There were a few downsides: In the six weeks or so that I worked there, there was about a 90% staff turnover (contributed to by my leaving). This wasn't seen as a result of the low pay, the laughability of staff prices or the practice of not distributing tips to staff, rather it was blamed on the lack of work ethic among Bribie Island's youth.
However, one of the stranger aspects of the cultural isolation that touched our lives during our time "up there" was the fact that nobody at my work had heard of the band Joy Division.
The full explanation is available here.
But please, interact a little further and vote in my ongoing poll.

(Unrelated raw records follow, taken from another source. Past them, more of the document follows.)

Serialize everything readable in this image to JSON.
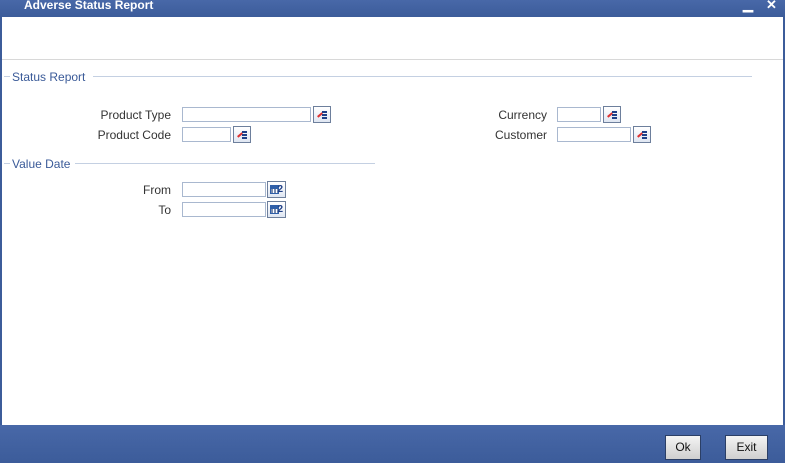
{
  "window": {
    "title": "Adverse Status Report"
  },
  "sections": {
    "status_report": "Status Report",
    "value_date": "Value Date"
  },
  "fields": {
    "product_type": {
      "label": "Product Type",
      "value": ""
    },
    "product_code": {
      "label": "Product Code",
      "value": ""
    },
    "currency": {
      "label": "Currency",
      "value": ""
    },
    "customer": {
      "label": "Customer",
      "value": ""
    },
    "from": {
      "label": "From",
      "value": ""
    },
    "to": {
      "label": "To",
      "value": ""
    }
  },
  "calendar_glyph": "2",
  "buttons": {
    "ok": "Ok",
    "exit": "Exit"
  },
  "icons": {
    "minimize": "minimize-icon",
    "close": "close-icon",
    "lov": "list-of-values-icon",
    "calendar": "calendar-icon"
  },
  "colors": {
    "titlebar": "#3c5c9a",
    "section_text": "#3a5a98"
  }
}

The results are slowly mounting up, proving one thing: people read this blog are more well-informed about Joy Division than anyone who works at the Coffee Club on Bribie Island.

Have you heard of the band Joy Division?

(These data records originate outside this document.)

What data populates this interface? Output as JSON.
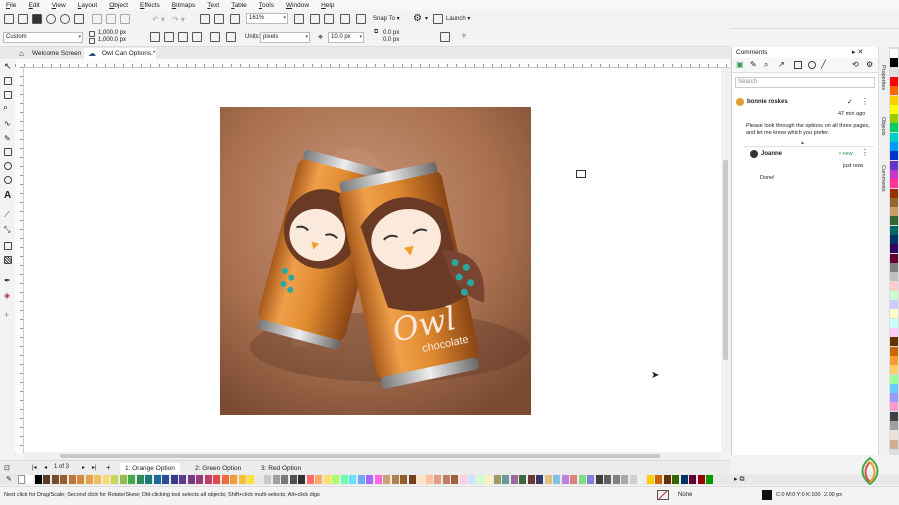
{
  "menu": [
    "File",
    "Edit",
    "View",
    "Layout",
    "Object",
    "Effects",
    "Bitmaps",
    "Text",
    "Table",
    "Tools",
    "Window",
    "Help"
  ],
  "toolbar": {
    "zoom": "161%",
    "snap_to": "Snap To",
    "launch": "Launch"
  },
  "propbar": {
    "preset": "Custom",
    "width": "1,000.0 px",
    "height": "1,000.0 px",
    "units_label": "Units:",
    "units": "pixels",
    "nudge": "10.0 px",
    "dup_x": "0.0 px",
    "dup_y": "0.0 px"
  },
  "doc_tabs": [
    {
      "label": "Welcome Screen",
      "icon": "home-icon",
      "active": false
    },
    {
      "label": "Owl Can Options.*",
      "icon": "doc-icon",
      "active": true
    }
  ],
  "page_nav": {
    "counter": "1 of 3",
    "pages": [
      "1: Orange Option",
      "2: Green Option",
      "3: Red Option"
    ],
    "active_index": 0
  },
  "comments_panel": {
    "title": "Comments",
    "search_placeholder": "Search",
    "thread": {
      "author": "bonnie roskes",
      "time": "47 min ago",
      "body": "Please look through the options on all three pages, and let me know which you prefer.",
      "reply": {
        "author": "Joanne",
        "badge": "• new",
        "time": "just now",
        "body": "Done!"
      }
    }
  },
  "side_tabs": [
    "Properties",
    "Objects",
    "Comments"
  ],
  "status": {
    "hint": "Next click for Drag/Scale; Second click for Rotate/Skew; Dbl-clicking tool selects all objects; Shift+click multi-selects; Alt+click digs",
    "fill": "None",
    "outline_color": "C:0 M:0 Y:0 K:100",
    "outline_width": "2.00 px"
  },
  "artwork": {
    "brand_script": "Owl",
    "brand_word": "chocolate",
    "background_color": "#b47c5c",
    "can_color": "#d9852a"
  },
  "palette_colors": [
    "#ffffff",
    "#000000",
    "#5a3a26",
    "#7a4a2e",
    "#9a5d32",
    "#c0753a",
    "#d68a3c",
    "#e5a44c",
    "#f0c25a",
    "#f7dc7a",
    "#c8d45a",
    "#8fbf4a",
    "#4aa84a",
    "#2e8a5a",
    "#1d7a7a",
    "#1b6a9a",
    "#2c4f9a",
    "#3a3a8a",
    "#5a3a8a",
    "#7a3a8a",
    "#9a3a7a",
    "#c0406a",
    "#e04a4a",
    "#f06a3a",
    "#f49a3a",
    "#f7c03a",
    "#ffe03a",
    "#e8e8e8",
    "#c8c8c8",
    "#a0a0a0",
    "#787878",
    "#505050",
    "#303030",
    "#ff6a6a",
    "#ffaa6a",
    "#ffe06a",
    "#aaff6a",
    "#6affaa",
    "#6ae0ff",
    "#6aaaff",
    "#aa6aff",
    "#ff6ae0",
    "#d0a070",
    "#b08050",
    "#906030",
    "#704020",
    "#ffe0c0",
    "#ffc0a0",
    "#e0a080",
    "#c08060",
    "#a06040",
    "#ffd0e0",
    "#d0e0ff",
    "#d0ffd0",
    "#fff0c0",
    "#9a9a6a",
    "#6a9a9a",
    "#9a6a9a",
    "#3a6a3a",
    "#6a3a3a",
    "#3a3a6a",
    "#e0c080",
    "#80c0e0",
    "#c080e0",
    "#e08080",
    "#80e080",
    "#8080e0",
    "#404040",
    "#606060",
    "#808080",
    "#a8a8a8",
    "#d0d0d0",
    "#f0f0f0",
    "#ffcc00",
    "#cc6600",
    "#663300",
    "#336600",
    "#003366",
    "#660033",
    "#990000",
    "#009900"
  ],
  "side_palette": [
    "#ffffff",
    "#000000",
    "#e0e0e0",
    "#ff0000",
    "#ff6600",
    "#ffcc00",
    "#ffff00",
    "#99cc00",
    "#00cc66",
    "#00cccc",
    "#0099ff",
    "#0033cc",
    "#6633cc",
    "#cc33cc",
    "#ff3399",
    "#993300",
    "#996633",
    "#cc9966",
    "#336633",
    "#006666",
    "#003366",
    "#330066",
    "#660033",
    "#808080",
    "#c0c0c0",
    "#ffcccc",
    "#ccffcc",
    "#ccccff",
    "#ffffcc",
    "#ccffff",
    "#ffccff",
    "#663300",
    "#cc6600",
    "#ff9933",
    "#ffcc66",
    "#99ff99",
    "#66ccff",
    "#9999ff",
    "#ff99cc",
    "#404040",
    "#a0a0a0",
    "#f0e0d0",
    "#d0b090"
  ]
}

Chinese food, not Chinese Internet!

Champions of Guess The Header

  • What is Guess The Header about? Let’s ask regular “Writing” reader, Shippy: "Anyway, after Franzy's stunning September, and having a crack at 'Guess The Header' for the first time - without truly knowing what I was doing mind you - I think I finally understand what 'GTH' is all about. At first I thought you needed to actually know what it was. Don't get me wrong — if you know what it is, it may help you. I now realise that it's more Franzy's way of invoking thought around an image or, more often than not, part of an image. If you dissect slightly the GTH explanatory sentence at the bottom of his blog you come up with this: “The photo is always taken by me and always connects in some way to the topic of the blog entry it heads up.” When the header is put up, the blog below it will in some obscure way have something to do with it. “Interesting comments are judged and scored arbitrarily and the process is open to corruption and bribery with all correspondence being entered into after the fact and on into eternity, ad infinitum amen.” Franzy judges it, but it's not always the GTH that describes the place perfectly that gets it. “The frequent commenters, the wits, the wags and the outright smartarses who, each entry, engage to both guess the origin and relevance of the strip of photo at the top (or “head”) of each new blog and also who leave what I deem the most interesting comment.” It generally helps if you're a complete smartarse and can twist things to mean whatever you feel they should mean - exactly the way Franzy would like things to be twisted." - Shippy Blogger and GTH point scorer.
  • Nai - 1
  • Lion Kinsman - 2
  • Will - 2
  • Brocky - 2
  • Andy Pants - 2
  • The 327th Male - 3
  • Mad Cat Lady - 3
  • Miles McClagen - 4
  • Myninjacockle - 4
  • Asheligh - 5
  • Neil - 5
  • Third Cat - 5
  • Adam Y - 6
  • Squib - 6
  • Mele - 6
  • Moifey - 7
  • Jono - 8
  • The Other, other Sam - 14
  • Kath Lockett - 15
  • Shippy - 19
  • River - 32